### Task goal
In the records below, find every line that contains "element" and list it.

Data excerpts

···

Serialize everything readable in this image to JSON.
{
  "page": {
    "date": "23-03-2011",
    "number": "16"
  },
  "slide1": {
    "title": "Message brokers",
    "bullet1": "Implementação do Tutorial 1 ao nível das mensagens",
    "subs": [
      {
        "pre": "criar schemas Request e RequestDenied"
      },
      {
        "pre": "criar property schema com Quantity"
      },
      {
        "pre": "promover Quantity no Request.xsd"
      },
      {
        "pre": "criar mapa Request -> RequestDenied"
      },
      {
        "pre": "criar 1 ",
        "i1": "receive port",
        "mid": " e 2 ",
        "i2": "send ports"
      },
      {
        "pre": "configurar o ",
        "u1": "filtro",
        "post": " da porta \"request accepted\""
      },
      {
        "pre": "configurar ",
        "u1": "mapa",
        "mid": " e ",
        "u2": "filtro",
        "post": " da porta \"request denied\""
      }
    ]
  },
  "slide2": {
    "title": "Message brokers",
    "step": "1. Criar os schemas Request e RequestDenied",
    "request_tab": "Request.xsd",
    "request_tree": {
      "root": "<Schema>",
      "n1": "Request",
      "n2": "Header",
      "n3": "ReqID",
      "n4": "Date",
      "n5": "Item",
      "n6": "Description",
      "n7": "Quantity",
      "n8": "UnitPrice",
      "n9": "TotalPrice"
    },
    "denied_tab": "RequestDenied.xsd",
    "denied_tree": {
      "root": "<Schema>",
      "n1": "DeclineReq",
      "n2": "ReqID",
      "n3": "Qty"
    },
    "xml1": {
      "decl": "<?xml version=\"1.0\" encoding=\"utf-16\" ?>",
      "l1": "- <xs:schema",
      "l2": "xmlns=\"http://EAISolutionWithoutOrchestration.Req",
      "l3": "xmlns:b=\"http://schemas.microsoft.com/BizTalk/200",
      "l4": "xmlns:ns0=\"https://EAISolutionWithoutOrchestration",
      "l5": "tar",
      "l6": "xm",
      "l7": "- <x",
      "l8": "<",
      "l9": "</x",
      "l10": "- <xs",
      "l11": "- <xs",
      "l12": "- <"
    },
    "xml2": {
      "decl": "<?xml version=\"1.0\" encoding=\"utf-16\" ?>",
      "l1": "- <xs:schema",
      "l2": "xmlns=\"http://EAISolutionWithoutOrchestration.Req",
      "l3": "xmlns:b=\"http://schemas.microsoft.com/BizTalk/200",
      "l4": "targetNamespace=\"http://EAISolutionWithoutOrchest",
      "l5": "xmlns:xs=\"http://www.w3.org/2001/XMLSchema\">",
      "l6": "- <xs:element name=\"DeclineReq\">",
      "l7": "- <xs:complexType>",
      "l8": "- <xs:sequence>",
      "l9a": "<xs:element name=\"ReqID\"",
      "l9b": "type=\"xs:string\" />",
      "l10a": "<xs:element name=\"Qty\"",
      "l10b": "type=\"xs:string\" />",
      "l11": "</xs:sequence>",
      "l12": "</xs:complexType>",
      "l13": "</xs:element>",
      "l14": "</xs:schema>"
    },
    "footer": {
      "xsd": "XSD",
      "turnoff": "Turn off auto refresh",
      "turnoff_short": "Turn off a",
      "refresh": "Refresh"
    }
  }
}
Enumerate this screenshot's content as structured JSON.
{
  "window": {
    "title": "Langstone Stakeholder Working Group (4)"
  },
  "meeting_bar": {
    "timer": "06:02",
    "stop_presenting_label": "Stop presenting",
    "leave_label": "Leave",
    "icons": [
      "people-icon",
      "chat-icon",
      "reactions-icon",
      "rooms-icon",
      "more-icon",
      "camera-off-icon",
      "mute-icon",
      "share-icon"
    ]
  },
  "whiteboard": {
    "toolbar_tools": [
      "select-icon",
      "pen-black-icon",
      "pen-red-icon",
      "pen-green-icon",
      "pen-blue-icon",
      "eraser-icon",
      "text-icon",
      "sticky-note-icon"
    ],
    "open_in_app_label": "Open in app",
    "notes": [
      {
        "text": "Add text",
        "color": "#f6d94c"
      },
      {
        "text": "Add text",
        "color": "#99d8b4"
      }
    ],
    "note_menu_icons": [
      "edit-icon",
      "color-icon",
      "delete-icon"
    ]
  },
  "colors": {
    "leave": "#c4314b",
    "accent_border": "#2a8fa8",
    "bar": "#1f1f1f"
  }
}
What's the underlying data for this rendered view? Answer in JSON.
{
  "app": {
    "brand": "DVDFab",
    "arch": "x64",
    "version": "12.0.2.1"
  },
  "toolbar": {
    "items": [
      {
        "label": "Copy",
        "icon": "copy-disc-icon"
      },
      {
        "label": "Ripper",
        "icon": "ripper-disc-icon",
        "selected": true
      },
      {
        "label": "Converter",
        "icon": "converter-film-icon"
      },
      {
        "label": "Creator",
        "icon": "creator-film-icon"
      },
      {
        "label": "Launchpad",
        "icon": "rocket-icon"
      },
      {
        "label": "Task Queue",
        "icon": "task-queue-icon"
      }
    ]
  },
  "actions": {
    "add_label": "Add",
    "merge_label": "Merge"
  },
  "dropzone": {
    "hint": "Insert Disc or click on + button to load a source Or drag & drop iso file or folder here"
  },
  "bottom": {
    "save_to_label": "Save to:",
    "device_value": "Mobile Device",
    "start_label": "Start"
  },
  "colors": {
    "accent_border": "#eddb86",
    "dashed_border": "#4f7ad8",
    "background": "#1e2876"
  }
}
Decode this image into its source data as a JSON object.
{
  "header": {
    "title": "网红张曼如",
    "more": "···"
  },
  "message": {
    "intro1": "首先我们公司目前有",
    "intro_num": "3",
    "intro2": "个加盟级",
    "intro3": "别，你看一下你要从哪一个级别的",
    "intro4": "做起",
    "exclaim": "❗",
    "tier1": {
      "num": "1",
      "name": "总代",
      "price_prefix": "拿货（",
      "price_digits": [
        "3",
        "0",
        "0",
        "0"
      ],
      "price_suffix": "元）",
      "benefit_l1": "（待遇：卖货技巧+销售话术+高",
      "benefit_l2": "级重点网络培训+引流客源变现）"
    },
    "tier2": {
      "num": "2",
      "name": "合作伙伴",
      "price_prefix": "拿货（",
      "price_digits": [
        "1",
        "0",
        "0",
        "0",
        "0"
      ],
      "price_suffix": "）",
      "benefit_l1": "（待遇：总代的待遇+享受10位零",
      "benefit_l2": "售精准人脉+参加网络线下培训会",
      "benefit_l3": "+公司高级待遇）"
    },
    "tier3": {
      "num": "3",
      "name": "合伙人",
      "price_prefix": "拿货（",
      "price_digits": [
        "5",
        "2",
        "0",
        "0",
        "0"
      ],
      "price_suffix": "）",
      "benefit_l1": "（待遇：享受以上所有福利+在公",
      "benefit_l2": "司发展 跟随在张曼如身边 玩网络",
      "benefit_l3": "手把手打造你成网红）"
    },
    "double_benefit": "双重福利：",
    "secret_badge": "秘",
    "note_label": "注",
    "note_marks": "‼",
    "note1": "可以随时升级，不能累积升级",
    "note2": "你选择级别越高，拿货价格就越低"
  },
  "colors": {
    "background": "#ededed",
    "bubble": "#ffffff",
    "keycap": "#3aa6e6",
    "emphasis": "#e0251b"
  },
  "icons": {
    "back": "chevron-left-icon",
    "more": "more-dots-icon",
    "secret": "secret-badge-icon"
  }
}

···

### Response to this task
      "l6": "- <xs:element name=\"DeclineReq\">",
      "l9a": "<xs:element name=\"ReqID\"",
      "l10a": "<xs:element name=\"Qty\"",
      "l13": "</xs:element>",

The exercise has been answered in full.